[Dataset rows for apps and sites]
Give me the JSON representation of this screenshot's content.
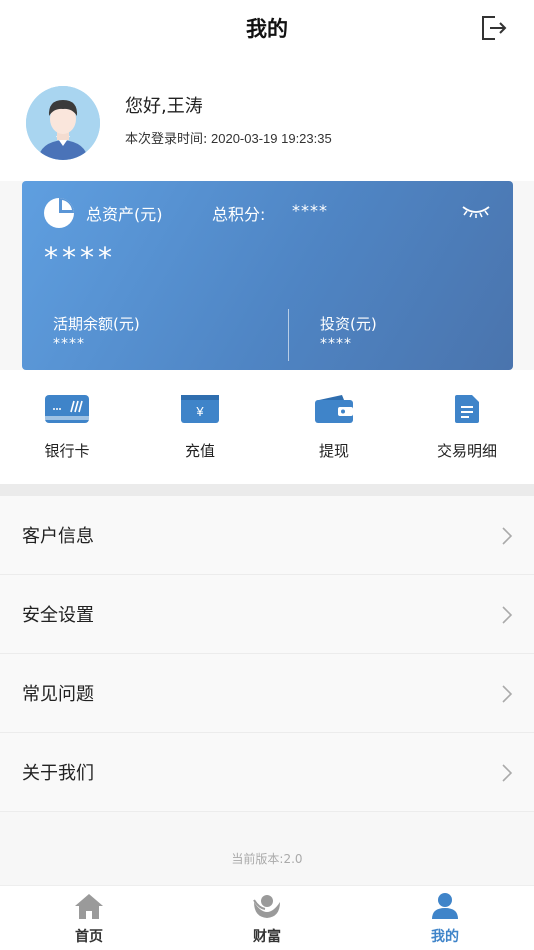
{
  "header": {
    "title": "我的",
    "logout_icon": "logout-icon"
  },
  "profile": {
    "greeting": "您好,王涛",
    "login_time_label": "本次登录时间:",
    "login_time_value": " 2020-03-19 19:23:35"
  },
  "asset_card": {
    "total_assets_label": "总资产(元)",
    "total_assets_value": "****",
    "points_label": "总积分:",
    "points_value": "****",
    "demand_balance_label": "活期余额(元)",
    "demand_balance_value": "****",
    "investment_label": "投资(元)",
    "investment_value": "****",
    "colors": {
      "start": "#5f9fe0",
      "end": "#4a74ad"
    }
  },
  "quick_actions": [
    {
      "label": "银行卡",
      "icon": "bank-card-icon"
    },
    {
      "label": "充值",
      "icon": "recharge-icon"
    },
    {
      "label": "提现",
      "icon": "wallet-icon"
    },
    {
      "label": "交易明细",
      "icon": "document-icon"
    }
  ],
  "menu": [
    {
      "label": "客户信息"
    },
    {
      "label": "安全设置"
    },
    {
      "label": "常见问题"
    },
    {
      "label": "关于我们"
    }
  ],
  "version_text": "当前版本:2.0",
  "tabbar": [
    {
      "label": "首页",
      "icon": "home-icon"
    },
    {
      "label": "财富",
      "icon": "wealth-icon"
    },
    {
      "label": "我的",
      "icon": "user-icon",
      "active": true
    }
  ],
  "accent_color": "#3f84c9"
}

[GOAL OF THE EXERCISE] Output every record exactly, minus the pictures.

[RESPONSE TO THE EXERCISE]
Give me the JSON representation of this screenshot's content.
{
  "header": {
    "title": "我的",
    "logout_icon": "logout-icon"
  },
  "profile": {
    "greeting": "您好,王涛",
    "login_time_label": "本次登录时间:",
    "login_time_value": " 2020-03-19 19:23:35"
  },
  "asset_card": {
    "total_assets_label": "总资产(元)",
    "total_assets_value": "****",
    "points_label": "总积分:",
    "points_value": "****",
    "demand_balance_label": "活期余额(元)",
    "demand_balance_value": "****",
    "investment_label": "投资(元)",
    "investment_value": "****",
    "colors": {
      "start": "#5f9fe0",
      "end": "#4a74ad"
    }
  },
  "quick_actions": [
    {
      "label": "银行卡",
      "icon": "bank-card-icon"
    },
    {
      "label": "充值",
      "icon": "recharge-icon"
    },
    {
      "label": "提现",
      "icon": "wallet-icon"
    },
    {
      "label": "交易明细",
      "icon": "document-icon"
    }
  ],
  "menu": [
    {
      "label": "客户信息"
    },
    {
      "label": "安全设置"
    },
    {
      "label": "常见问题"
    },
    {
      "label": "关于我们"
    }
  ],
  "version_text": "当前版本:2.0",
  "tabbar": [
    {
      "label": "首页",
      "icon": "home-icon"
    },
    {
      "label": "财富",
      "icon": "wealth-icon"
    },
    {
      "label": "我的",
      "icon": "user-icon",
      "active": true
    }
  ],
  "accent_color": "#3f84c9"
}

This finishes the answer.